• [Your objective] Please restate each entry exactly, without skipping any.
(Material for this exercise begins)
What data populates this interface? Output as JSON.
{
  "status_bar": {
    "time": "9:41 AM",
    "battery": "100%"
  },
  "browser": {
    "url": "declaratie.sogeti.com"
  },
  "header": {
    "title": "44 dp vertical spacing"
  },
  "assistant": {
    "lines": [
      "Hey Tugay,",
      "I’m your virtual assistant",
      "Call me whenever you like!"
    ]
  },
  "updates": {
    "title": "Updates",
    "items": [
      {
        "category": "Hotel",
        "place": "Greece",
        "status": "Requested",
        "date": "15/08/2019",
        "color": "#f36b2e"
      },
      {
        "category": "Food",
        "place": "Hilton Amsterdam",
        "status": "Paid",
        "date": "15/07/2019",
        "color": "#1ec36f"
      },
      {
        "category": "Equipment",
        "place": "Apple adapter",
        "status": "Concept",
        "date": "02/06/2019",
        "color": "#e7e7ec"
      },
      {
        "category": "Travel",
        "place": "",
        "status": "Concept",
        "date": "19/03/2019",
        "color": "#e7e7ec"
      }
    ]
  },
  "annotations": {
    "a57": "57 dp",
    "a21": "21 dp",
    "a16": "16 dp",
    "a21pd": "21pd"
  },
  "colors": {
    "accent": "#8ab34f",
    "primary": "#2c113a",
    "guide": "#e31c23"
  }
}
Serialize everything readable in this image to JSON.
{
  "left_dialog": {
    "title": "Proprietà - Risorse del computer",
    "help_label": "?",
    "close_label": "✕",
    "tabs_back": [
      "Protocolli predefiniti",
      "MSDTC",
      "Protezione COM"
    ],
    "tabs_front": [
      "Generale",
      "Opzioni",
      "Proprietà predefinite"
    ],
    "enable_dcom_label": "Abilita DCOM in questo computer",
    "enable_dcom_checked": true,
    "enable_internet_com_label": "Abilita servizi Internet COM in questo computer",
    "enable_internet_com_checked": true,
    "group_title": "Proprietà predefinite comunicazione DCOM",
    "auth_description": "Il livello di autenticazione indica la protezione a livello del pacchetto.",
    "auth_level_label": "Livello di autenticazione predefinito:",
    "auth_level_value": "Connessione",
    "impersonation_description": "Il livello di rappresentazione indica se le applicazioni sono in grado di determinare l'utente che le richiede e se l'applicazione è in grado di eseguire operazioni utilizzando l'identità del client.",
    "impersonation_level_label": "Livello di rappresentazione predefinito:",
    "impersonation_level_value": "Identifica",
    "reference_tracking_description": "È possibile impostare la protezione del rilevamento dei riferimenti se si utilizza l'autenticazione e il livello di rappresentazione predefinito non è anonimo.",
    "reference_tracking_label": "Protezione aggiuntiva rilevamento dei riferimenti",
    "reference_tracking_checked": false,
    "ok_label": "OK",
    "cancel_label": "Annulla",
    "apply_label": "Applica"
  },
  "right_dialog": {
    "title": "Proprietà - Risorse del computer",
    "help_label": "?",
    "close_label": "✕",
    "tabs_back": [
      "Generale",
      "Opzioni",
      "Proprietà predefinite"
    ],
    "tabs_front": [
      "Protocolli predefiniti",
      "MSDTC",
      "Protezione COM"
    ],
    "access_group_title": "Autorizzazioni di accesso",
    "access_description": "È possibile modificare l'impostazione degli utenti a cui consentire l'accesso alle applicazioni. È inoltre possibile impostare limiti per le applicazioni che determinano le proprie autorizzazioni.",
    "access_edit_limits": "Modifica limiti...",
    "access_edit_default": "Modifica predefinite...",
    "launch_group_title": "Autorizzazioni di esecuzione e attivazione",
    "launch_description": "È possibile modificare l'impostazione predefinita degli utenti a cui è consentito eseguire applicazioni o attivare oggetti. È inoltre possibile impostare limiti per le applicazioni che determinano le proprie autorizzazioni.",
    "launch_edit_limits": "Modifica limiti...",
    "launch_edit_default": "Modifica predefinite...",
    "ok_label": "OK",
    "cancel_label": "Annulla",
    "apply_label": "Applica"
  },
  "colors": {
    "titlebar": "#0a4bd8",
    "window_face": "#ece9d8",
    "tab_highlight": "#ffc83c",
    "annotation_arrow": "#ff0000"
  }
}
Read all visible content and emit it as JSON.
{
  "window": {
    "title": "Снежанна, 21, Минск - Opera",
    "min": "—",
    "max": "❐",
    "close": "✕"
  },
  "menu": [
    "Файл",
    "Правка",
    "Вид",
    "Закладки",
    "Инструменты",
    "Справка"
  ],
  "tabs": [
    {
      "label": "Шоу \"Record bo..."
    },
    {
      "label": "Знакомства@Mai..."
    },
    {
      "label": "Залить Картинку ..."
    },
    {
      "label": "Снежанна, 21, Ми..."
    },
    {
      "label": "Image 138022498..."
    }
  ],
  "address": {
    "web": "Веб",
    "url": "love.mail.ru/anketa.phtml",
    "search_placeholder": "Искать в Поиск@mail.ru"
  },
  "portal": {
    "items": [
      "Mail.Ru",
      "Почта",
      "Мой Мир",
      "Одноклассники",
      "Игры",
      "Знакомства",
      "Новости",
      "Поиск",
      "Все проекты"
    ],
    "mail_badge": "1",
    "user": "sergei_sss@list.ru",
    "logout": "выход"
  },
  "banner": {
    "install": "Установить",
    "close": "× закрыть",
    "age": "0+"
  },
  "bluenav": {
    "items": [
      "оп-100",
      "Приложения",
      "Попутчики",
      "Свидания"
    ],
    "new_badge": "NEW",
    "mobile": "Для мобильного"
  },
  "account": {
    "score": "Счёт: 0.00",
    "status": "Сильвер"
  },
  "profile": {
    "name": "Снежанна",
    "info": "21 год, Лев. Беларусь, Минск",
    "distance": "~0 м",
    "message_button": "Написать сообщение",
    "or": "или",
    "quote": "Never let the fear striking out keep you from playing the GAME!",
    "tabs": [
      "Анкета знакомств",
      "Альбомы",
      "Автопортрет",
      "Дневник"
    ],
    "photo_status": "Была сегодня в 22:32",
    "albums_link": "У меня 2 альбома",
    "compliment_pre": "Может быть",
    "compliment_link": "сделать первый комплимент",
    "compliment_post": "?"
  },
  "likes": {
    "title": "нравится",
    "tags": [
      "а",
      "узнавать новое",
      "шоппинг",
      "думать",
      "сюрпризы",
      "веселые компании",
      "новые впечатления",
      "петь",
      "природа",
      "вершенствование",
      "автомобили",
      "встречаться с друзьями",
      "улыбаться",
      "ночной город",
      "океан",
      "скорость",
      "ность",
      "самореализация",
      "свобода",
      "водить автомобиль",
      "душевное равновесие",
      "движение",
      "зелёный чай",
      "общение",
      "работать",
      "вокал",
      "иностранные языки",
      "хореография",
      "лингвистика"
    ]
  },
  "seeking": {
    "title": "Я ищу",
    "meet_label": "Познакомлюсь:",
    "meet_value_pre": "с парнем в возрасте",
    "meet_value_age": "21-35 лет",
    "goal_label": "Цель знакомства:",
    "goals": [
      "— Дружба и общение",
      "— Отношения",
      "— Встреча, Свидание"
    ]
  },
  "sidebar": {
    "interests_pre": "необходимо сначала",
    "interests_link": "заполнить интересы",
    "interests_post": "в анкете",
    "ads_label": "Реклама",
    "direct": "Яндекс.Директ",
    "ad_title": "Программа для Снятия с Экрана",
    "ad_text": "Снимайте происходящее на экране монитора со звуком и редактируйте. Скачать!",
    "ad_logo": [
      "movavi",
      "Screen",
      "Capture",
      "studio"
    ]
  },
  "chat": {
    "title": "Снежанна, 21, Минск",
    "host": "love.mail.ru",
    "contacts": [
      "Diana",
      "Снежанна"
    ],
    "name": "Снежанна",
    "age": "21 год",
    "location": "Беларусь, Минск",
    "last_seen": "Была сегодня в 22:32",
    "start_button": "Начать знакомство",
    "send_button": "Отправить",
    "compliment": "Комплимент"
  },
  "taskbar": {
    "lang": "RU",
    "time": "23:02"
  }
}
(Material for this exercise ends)
• [Your solution]
What data populates this interface? Output as JSON.
{
  "status_bar": {
    "time": "9:41 AM",
    "battery": "100%"
  },
  "browser": {
    "url": "declaratie.sogeti.com"
  },
  "header": {
    "title": "44 dp vertical spacing"
  },
  "assistant": {
    "lines": [
      "Hey Tugay,",
      "I’m your virtual assistant",
      "Call me whenever you like!"
    ]
  },
  "updates": {
    "title": "Updates",
    "items": [
      {
        "category": "Hotel",
        "place": "Greece",
        "status": "Requested",
        "date": "15/08/2019",
        "color": "#f36b2e"
      },
      {
        "category": "Food",
        "place": "Hilton Amsterdam",
        "status": "Paid",
        "date": "15/07/2019",
        "color": "#1ec36f"
      },
      {
        "category": "Equipment",
        "place": "Apple adapter",
        "status": "Concept",
        "date": "02/06/2019",
        "color": "#e7e7ec"
      },
      {
        "category": "Travel",
        "place": "",
        "status": "Concept",
        "date": "19/03/2019",
        "color": "#e7e7ec"
      }
    ]
  },
  "annotations": {
    "a57": "57 dp",
    "a21": "21 dp",
    "a16": "16 dp",
    "a21pd": "21pd"
  },
  "colors": {
    "accent": "#8ab34f",
    "primary": "#2c113a",
    "guide": "#e31c23"
  }
}
Serialize everything readable in this image to JSON.
{
  "left_dialog": {
    "title": "Proprietà - Risorse del computer",
    "help_label": "?",
    "close_label": "✕",
    "tabs_back": [
      "Protocolli predefiniti",
      "MSDTC",
      "Protezione COM"
    ],
    "tabs_front": [
      "Generale",
      "Opzioni",
      "Proprietà predefinite"
    ],
    "enable_dcom_label": "Abilita DCOM in questo computer",
    "enable_dcom_checked": true,
    "enable_internet_com_label": "Abilita servizi Internet COM in questo computer",
    "enable_internet_com_checked": true,
    "group_title": "Proprietà predefinite comunicazione DCOM",
    "auth_description": "Il livello di autenticazione indica la protezione a livello del pacchetto.",
    "auth_level_label": "Livello di autenticazione predefinito:",
    "auth_level_value": "Connessione",
    "impersonation_description": "Il livello di rappresentazione indica se le applicazioni sono in grado di determinare l'utente che le richiede e se l'applicazione è in grado di eseguire operazioni utilizzando l'identità del client.",
    "impersonation_level_label": "Livello di rappresentazione predefinito:",
    "impersonation_level_value": "Identifica",
    "reference_tracking_description": "È possibile impostare la protezione del rilevamento dei riferimenti se si utilizza l'autenticazione e il livello di rappresentazione predefinito non è anonimo.",
    "reference_tracking_label": "Protezione aggiuntiva rilevamento dei riferimenti",
    "reference_tracking_checked": false,
    "ok_label": "OK",
    "cancel_label": "Annulla",
    "apply_label": "Applica"
  },
  "right_dialog": {
    "title": "Proprietà - Risorse del computer",
    "help_label": "?",
    "close_label": "✕",
    "tabs_back": [
      "Generale",
      "Opzioni",
      "Proprietà predefinite"
    ],
    "tabs_front": [
      "Protocolli predefiniti",
      "MSDTC",
      "Protezione COM"
    ],
    "access_group_title": "Autorizzazioni di accesso",
    "access_description": "È possibile modificare l'impostazione degli utenti a cui consentire l'accesso alle applicazioni. È inoltre possibile impostare limiti per le applicazioni che determinano le proprie autorizzazioni.",
    "access_edit_limits": "Modifica limiti...",
    "access_edit_default": "Modifica predefinite...",
    "launch_group_title": "Autorizzazioni di esecuzione e attivazione",
    "launch_description": "È possibile modificare l'impostazione predefinita degli utenti a cui è consentito eseguire applicazioni o attivare oggetti. È inoltre possibile impostare limiti per le applicazioni che determinano le proprie autorizzazioni.",
    "launch_edit_limits": "Modifica limiti...",
    "launch_edit_default": "Modifica predefinite...",
    "ok_label": "OK",
    "cancel_label": "Annulla",
    "apply_label": "Applica"
  },
  "colors": {
    "titlebar": "#0a4bd8",
    "window_face": "#ece9d8",
    "tab_highlight": "#ffc83c",
    "annotation_arrow": "#ff0000"
  }
}
Read all visible content and emit it as JSON.
{
  "window": {
    "title": "Снежанна, 21, Минск - Opera",
    "min": "—",
    "max": "❐",
    "close": "✕"
  },
  "menu": [
    "Файл",
    "Правка",
    "Вид",
    "Закладки",
    "Инструменты",
    "Справка"
  ],
  "tabs": [
    {
      "label": "Шоу \"Record bo..."
    },
    {
      "label": "Знакомства@Mai..."
    },
    {
      "label": "Залить Картинку ..."
    },
    {
      "label": "Снежанна, 21, Ми..."
    },
    {
      "label": "Image 138022498..."
    }
  ],
  "address": {
    "web": "Веб",
    "url": "love.mail.ru/anketa.phtml",
    "search_placeholder": "Искать в Поиск@mail.ru"
  },
  "portal": {
    "items": [
      "Mail.Ru",
      "Почта",
      "Мой Мир",
      "Одноклассники",
      "Игры",
      "Знакомства",
      "Новости",
      "Поиск",
      "Все проекты"
    ],
    "mail_badge": "1",
    "user": "sergei_sss@list.ru",
    "logout": "выход"
  },
  "banner": {
    "install": "Установить",
    "close": "× закрыть",
    "age": "0+"
  },
  "bluenav": {
    "items": [
      "оп-100",
      "Приложения",
      "Попутчики",
      "Свидания"
    ],
    "new_badge": "NEW",
    "mobile": "Для мобильного"
  },
  "account": {
    "score": "Счёт: 0.00",
    "status": "Сильвер"
  },
  "profile": {
    "name": "Снежанна",
    "info": "21 год, Лев. Беларусь, Минск",
    "distance": "~0 м",
    "message_button": "Написать сообщение",
    "or": "или",
    "quote": "Never let the fear striking out keep you from playing the GAME!",
    "tabs": [
      "Анкета знакомств",
      "Альбомы",
      "Автопортрет",
      "Дневник"
    ],
    "photo_status": "Была сегодня в 22:32",
    "albums_link": "У меня 2 альбома",
    "compliment_pre": "Может быть",
    "compliment_link": "сделать первый комплимент",
    "compliment_post": "?"
  },
  "likes": {
    "title": "нравится",
    "tags": [
      "а",
      "узнавать новое",
      "шоппинг",
      "думать",
      "сюрпризы",
      "веселые компании",
      "новые впечатления",
      "петь",
      "природа",
      "вершенствование",
      "автомобили",
      "встречаться с друзьями",
      "улыбаться",
      "ночной город",
      "океан",
      "скорость",
      "ность",
      "самореализация",
      "свобода",
      "водить автомобиль",
      "душевное равновесие",
      "движение",
      "зелёный чай",
      "общение",
      "работать",
      "вокал",
      "иностранные языки",
      "хореография",
      "лингвистика"
    ]
  },
  "seeking": {
    "title": "Я ищу",
    "meet_label": "Познакомлюсь:",
    "meet_value_pre": "с парнем в возрасте",
    "meet_value_age": "21-35 лет",
    "goal_label": "Цель знакомства:",
    "goals": [
      "— Дружба и общение",
      "— Отношения",
      "— Встреча, Свидание"
    ]
  },
  "sidebar": {
    "interests_pre": "необходимо сначала",
    "interests_link": "заполнить интересы",
    "interests_post": "в анкете",
    "ads_label": "Реклама",
    "direct": "Яндекс.Директ",
    "ad_title": "Программа для Снятия с Экрана",
    "ad_text": "Снимайте происходящее на экране монитора со звуком и редактируйте. Скачать!",
    "ad_logo": [
      "movavi",
      "Screen",
      "Capture",
      "studio"
    ]
  },
  "chat": {
    "title": "Снежанна, 21, Минск",
    "host": "love.mail.ru",
    "contacts": [
      "Diana",
      "Снежанна"
    ],
    "name": "Снежанна",
    "age": "21 год",
    "location": "Беларусь, Минск",
    "last_seen": "Была сегодня в 22:32",
    "start_button": "Начать знакомство",
    "send_button": "Отправить",
    "compliment": "Комплимент"
  },
  "taskbar": {
    "lang": "RU",
    "time": "23:02"
  }
}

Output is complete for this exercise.